- February 13, 2019
- Category: Flash info
The Argo program is an international ocean observation program that provides crucial data about the world’s oceans for oceanography, meteorology and climate studies. A few weeks ago, the Argo program reached an important milestone of over 2 million ocean profiles (measurements of temperature, salinity and pressure) collected since 1999.
The ocean plays a central role in the earth’s climate. Yet continuous observations of the ocean are difficult to obtain, especially below the sea surface. The Argo program is a network of 4,000 autonomous profiling floats deployed by ship and pre-programmed to sample the ocean. Every 10 days, these instruments dive down to 2,000 meters below the sea surface then slowly rise to the surface, collecting temperature, pressure and salinity profiles as they go. These profiles are sent via satellite when the float reaches the surface. Once the data has been sent, the 10-day cycle begins again. Designed to complement other measurements, the Argo program provides the crucial, uniform in time and space, in situ observation profiles of the ocean.
CLS, key partner of ocean observing programs
CLS has been a key partner of the Argo program since its inception. The early Argo floats relied exclusively on the Argos system, operated only by CLS, to relay data from profilers to scientists. Since 1999, seventy percent of the 2 million Argo profiles were transmitted using the Argos system.

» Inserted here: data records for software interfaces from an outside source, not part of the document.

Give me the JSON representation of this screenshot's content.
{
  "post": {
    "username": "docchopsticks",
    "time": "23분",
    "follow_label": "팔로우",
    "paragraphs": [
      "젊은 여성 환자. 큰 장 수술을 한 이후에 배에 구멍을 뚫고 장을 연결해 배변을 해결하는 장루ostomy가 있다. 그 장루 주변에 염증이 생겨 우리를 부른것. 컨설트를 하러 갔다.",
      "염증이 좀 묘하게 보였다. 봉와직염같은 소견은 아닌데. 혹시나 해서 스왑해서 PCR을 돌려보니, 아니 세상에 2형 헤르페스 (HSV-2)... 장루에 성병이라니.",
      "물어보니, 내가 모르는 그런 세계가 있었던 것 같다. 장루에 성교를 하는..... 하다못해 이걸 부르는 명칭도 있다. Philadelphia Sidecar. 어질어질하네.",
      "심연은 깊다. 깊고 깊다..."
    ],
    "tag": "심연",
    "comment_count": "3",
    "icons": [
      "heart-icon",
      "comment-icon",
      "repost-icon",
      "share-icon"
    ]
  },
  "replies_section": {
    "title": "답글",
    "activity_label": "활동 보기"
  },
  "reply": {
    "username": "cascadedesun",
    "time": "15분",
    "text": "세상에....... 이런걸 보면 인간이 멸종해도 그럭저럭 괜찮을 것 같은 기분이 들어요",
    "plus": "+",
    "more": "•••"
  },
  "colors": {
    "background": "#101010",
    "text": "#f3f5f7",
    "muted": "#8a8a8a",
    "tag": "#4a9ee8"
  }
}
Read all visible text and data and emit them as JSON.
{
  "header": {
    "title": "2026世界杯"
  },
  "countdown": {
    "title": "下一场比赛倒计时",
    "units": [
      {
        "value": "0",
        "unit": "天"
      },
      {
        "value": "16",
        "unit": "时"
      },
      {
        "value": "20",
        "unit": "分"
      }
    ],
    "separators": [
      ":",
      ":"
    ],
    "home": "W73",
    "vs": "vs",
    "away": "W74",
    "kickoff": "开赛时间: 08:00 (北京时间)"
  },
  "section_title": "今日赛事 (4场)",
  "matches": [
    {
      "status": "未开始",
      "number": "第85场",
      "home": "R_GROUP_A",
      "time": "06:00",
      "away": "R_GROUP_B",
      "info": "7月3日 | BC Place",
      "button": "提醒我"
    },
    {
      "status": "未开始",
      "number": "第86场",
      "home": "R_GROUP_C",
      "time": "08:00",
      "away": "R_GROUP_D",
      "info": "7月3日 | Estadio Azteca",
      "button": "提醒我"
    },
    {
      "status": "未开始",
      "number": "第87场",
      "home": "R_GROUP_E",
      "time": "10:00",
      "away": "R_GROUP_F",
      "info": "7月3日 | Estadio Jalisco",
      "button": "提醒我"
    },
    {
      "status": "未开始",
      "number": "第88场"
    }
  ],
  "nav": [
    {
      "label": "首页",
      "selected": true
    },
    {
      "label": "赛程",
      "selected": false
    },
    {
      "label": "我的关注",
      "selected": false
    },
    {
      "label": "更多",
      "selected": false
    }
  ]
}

As a technical partner for Argo, CLS provides data processing and formatting to prepare data for insertion on the Global Telecommunication System (GTS) of the World Meteorological Organization (WMO). This crucial activity serves an important mission of the Argo program: fueling marine meteorology models by making data available to the Met Offices in near real-time.
Data hosting for international oceanography programs
The Argo Information Centre (AIC) is hosted on CLS servers and maintained by CLS in agreement with JCOMMOPS, the coordinating body of the WMO-UNESCO’s IOC that manages this ocean observation program. The AIC aims to widely coordinate Argo operations as well as to monitor in near-real time the status of the whole Argo array, thus optimizing its implementation across countries.
This is made possible thanks to CLS’ support which provides IT infrastructure and staff, ensuring high availability and 24/7 monitoring of the services.
CLS also performs quality-control services, by comparing dynamic height anomalies (DHA) measured by Argo floats and altimeters. CLS notifies the Primary Investigator, through the AIC, when variations occur, so that the faulty instruments can be corrected, and the erroneous data removed from operational weather and climate applications.
CLS, key telemetry provider for Argo
Today, CLS continues to provide both Argos and Iridium satellite telemetry services for the Argo program.
Furthermore, CLS provides a float data hosting service for interested clients and works closely with JCOMMOPS to improve data integrity and continue to ensure the highest level of service for Argo users worldwide.
Congratulations, Argo community!!!